Since the early days of participatory M&E, there has been a growing body of innovative methods in the use of quantitative approaches to planning, monitoring and evaluation, and many new methods and tools have emerged including counting, mapping, valuing and scoring. While these approaches have proved effective in upward accountability to donors (reflecting the ever-increasing demand to see results), it has perhaps been at the expense of downward accountability to beneficiaries. Possibly the reluctance to provide a single definition or methodology for PM&E has also contributed to this methodological drift.

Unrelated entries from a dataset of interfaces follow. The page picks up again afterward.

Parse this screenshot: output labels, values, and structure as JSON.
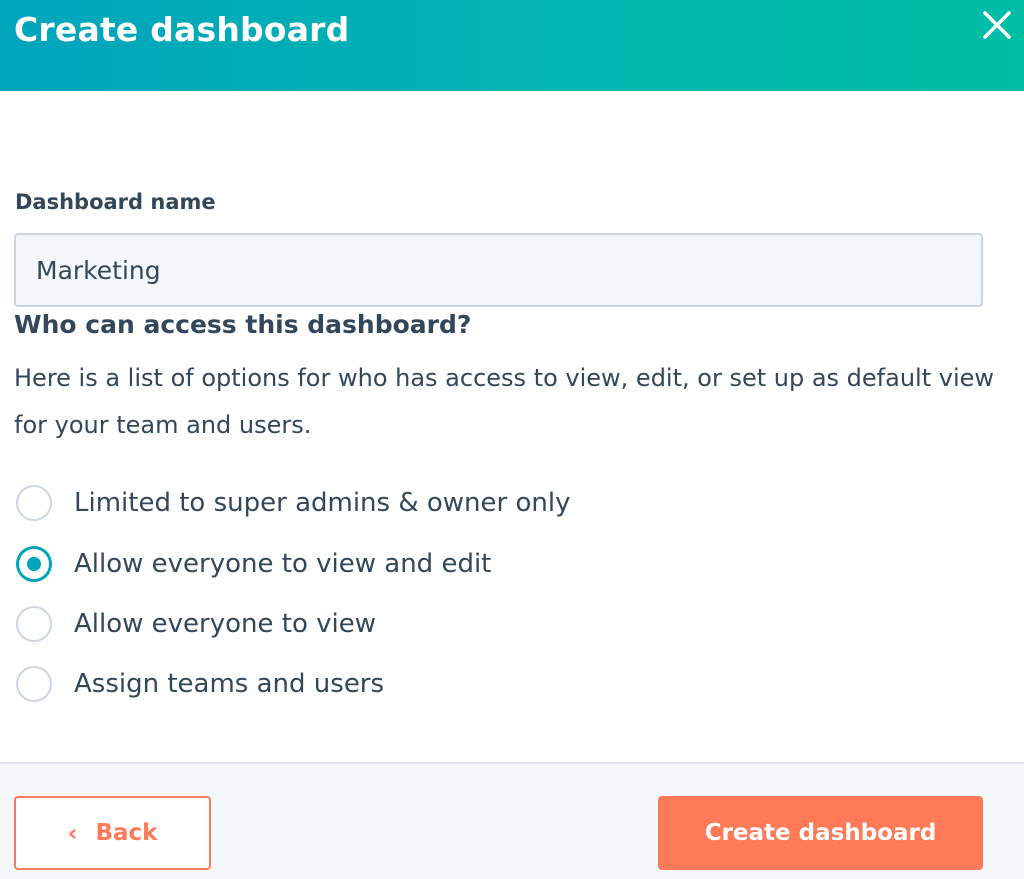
{
  "header": {
    "title": "Create dashboard",
    "close_icon": "close-icon"
  },
  "form": {
    "name_label": "Dashboard name",
    "name_value": "Marketing",
    "access_title": "Who can access this dashboard?",
    "access_description": "Here is a list of options for who has access to view, edit, or set up as default view for your team and users.",
    "options": [
      {
        "label": "Limited to super admins & owner only",
        "checked": false
      },
      {
        "label": "Allow everyone to view and edit",
        "checked": true
      },
      {
        "label": "Allow everyone to view",
        "checked": false
      },
      {
        "label": "Assign teams and users",
        "checked": false
      }
    ]
  },
  "footer": {
    "back_label": "Back",
    "back_icon": "chevron-left-icon",
    "create_label": "Create dashboard"
  },
  "colors": {
    "header_gradient_start": "#00a4bd",
    "header_gradient_end": "#00bda5",
    "accent": "#00a4bd",
    "primary_button": "#ff7a59",
    "text": "#33475b"
  }
}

One of the key findings from the project was that most feedback loops were closed at project level (e.g. in Somaliland, women gave feedback about lack of shade at the clinic, which was resolved through decisions made by staff at project level, and the response was communicated back to the community). However, we observed limited use of feedback higher up the aid delivery chain. The content of beneficiary feedback did not, within the timeframe of the pilot, inform upward accountability to the donor, a key aspect of the theory of change underpinning the pilot. A notable exception, nevertheless, was one pilot in India that used the feedback mechanisms to generate the data for an indicator within the project logframe.
Should participatory monitoring and evaluation methods such as beneficiary feedback influence policy processes of donors? All such processes are only of value if all stakeholders are prepared to take action. If the more powerful actors in the aid chain do not see any value in listening to what they call beneficiaries and they do not see them as equal partners in development, then we have learned nothing new. We are paying lip service to participation under a different name, but not approaching participation as being about joint ownership, shared responsibility, and decision making.
The real concern we should be raising is that the existing M&E systems of most of the pilot projects didn’t sufficiently include beneficiary participation already; we were in most cases introducing something new with the pilot. This begs the question of how participatory the existing M&E systems of the projects really were. However, the experience of the pilot seemed to be encouraging at least some of the partners to incorporate beneficiary feedback more fully into their M&E systems. If that happens, then we could be seeing a resurgence of real participatory Monitoring and Evaluation.
For more about the beneficiary feedback mechanisms pilot see here or visit the website here: www.feedbackmechanisms.org
Garbutt, A. and Adams, J. (2008) Participatory Monitoring and Evaluation in Practice: Lessons learnt from Central Asia. INTRAC Praxis paper no. 21